**EXERCISE DATA:**

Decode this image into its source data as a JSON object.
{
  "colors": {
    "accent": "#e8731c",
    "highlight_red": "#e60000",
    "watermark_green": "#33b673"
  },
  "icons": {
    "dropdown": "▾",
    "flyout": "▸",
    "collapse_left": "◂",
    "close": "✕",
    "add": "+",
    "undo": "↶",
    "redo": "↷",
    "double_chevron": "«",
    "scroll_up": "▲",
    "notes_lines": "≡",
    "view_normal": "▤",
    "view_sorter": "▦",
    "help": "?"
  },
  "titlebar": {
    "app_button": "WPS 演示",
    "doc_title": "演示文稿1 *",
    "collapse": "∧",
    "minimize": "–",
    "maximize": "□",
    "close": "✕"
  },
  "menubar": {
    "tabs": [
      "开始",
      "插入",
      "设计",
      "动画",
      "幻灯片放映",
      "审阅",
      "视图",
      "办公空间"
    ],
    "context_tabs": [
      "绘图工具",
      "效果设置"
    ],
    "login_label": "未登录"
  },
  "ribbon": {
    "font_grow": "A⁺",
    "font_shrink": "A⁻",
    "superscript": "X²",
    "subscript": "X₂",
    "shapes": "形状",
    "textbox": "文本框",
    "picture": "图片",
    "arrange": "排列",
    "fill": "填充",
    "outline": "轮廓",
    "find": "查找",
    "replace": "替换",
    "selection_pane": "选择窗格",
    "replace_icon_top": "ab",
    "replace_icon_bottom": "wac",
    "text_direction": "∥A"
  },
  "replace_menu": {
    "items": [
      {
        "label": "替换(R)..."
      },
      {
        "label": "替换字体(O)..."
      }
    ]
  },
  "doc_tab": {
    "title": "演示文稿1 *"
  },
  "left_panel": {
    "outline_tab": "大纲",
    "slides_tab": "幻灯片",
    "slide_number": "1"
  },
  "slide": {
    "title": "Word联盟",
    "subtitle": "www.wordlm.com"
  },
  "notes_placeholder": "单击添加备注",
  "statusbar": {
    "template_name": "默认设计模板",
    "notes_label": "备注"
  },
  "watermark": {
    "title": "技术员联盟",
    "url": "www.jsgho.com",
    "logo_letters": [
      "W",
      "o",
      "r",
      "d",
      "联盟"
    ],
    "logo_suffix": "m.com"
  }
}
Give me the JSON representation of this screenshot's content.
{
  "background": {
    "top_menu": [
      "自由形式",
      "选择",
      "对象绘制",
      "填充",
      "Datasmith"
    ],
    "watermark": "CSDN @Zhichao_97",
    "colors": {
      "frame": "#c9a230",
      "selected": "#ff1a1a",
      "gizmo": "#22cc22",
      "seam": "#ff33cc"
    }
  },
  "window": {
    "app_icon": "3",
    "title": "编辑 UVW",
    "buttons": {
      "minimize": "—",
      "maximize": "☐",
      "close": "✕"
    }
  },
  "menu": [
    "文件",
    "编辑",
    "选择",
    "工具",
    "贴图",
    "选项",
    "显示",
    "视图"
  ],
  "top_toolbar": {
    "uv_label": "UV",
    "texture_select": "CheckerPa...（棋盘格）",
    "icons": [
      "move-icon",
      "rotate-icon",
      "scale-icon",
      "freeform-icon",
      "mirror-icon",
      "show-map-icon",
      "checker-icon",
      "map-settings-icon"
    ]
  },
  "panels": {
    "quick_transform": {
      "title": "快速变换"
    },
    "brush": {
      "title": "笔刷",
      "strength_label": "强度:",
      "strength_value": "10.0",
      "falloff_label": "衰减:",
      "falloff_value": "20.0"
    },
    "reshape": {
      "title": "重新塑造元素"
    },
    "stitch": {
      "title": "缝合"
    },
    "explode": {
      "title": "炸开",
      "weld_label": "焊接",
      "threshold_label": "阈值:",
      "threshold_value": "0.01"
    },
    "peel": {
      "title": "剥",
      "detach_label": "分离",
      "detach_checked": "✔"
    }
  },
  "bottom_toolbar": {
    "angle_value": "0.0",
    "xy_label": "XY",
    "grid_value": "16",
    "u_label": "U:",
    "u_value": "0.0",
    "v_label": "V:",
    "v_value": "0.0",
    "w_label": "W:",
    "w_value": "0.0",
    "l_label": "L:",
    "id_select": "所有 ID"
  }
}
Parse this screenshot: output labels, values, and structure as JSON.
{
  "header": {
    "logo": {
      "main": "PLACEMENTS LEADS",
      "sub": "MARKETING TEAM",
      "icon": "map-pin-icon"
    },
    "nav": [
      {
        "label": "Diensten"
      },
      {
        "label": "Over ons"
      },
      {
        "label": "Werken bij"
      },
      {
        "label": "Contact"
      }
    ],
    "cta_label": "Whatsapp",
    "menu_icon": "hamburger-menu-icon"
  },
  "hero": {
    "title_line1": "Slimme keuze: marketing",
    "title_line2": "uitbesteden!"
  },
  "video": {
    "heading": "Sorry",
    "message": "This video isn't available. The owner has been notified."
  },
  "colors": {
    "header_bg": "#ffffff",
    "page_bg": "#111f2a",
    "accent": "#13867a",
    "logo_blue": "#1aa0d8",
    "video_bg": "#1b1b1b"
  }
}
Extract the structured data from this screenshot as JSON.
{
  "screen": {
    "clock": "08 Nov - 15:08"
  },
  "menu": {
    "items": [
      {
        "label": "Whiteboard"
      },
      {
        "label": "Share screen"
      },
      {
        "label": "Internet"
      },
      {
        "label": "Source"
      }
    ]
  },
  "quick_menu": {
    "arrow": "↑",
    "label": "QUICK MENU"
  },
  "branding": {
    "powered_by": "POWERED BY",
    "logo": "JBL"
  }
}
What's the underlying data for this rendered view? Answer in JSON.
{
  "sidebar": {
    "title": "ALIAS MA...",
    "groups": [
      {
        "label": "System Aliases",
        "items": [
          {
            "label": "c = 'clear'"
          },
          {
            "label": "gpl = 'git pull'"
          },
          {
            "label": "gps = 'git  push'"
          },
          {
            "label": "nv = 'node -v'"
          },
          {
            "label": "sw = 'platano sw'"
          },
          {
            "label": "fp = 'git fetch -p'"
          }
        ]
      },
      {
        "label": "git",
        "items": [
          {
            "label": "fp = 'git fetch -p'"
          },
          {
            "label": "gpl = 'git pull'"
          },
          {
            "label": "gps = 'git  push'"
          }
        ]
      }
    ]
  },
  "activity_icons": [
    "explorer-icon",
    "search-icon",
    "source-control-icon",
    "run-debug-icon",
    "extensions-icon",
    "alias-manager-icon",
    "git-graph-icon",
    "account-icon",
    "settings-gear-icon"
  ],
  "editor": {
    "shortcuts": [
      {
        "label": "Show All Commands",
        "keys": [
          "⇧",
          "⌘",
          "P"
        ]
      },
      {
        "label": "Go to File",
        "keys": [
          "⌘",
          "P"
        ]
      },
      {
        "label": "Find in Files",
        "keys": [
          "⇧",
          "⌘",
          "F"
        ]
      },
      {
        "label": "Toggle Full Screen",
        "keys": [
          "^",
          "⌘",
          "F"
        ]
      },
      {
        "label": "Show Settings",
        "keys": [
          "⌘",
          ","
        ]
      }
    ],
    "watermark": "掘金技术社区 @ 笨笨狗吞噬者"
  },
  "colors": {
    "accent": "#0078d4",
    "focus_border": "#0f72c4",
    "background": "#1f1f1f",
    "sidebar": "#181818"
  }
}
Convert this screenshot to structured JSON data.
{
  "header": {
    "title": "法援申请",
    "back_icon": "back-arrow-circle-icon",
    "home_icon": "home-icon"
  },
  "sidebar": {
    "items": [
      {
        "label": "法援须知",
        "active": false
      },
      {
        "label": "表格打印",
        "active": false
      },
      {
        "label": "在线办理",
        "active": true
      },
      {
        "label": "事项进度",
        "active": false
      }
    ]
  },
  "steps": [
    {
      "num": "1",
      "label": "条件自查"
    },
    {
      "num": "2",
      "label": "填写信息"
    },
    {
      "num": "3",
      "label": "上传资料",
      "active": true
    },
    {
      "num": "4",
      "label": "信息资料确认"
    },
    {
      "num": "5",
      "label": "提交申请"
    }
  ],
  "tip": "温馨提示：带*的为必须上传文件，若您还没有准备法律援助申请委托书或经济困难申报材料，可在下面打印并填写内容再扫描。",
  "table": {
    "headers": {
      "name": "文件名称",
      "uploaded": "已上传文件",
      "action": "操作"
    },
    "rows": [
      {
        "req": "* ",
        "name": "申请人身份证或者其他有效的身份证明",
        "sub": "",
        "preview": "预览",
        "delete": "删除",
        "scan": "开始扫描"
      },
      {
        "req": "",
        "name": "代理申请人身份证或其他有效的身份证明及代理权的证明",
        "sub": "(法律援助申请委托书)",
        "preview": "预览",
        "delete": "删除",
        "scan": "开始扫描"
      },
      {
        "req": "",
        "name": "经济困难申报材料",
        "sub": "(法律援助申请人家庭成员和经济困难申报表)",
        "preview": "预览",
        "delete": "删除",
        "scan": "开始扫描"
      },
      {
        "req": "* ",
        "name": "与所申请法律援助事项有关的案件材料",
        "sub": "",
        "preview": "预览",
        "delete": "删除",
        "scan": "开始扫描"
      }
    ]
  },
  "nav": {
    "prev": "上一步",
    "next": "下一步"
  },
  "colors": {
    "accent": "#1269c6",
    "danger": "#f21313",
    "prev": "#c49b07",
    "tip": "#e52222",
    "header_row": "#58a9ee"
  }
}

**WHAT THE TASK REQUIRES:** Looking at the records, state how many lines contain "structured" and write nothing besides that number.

**RESPONSE BOX:** 2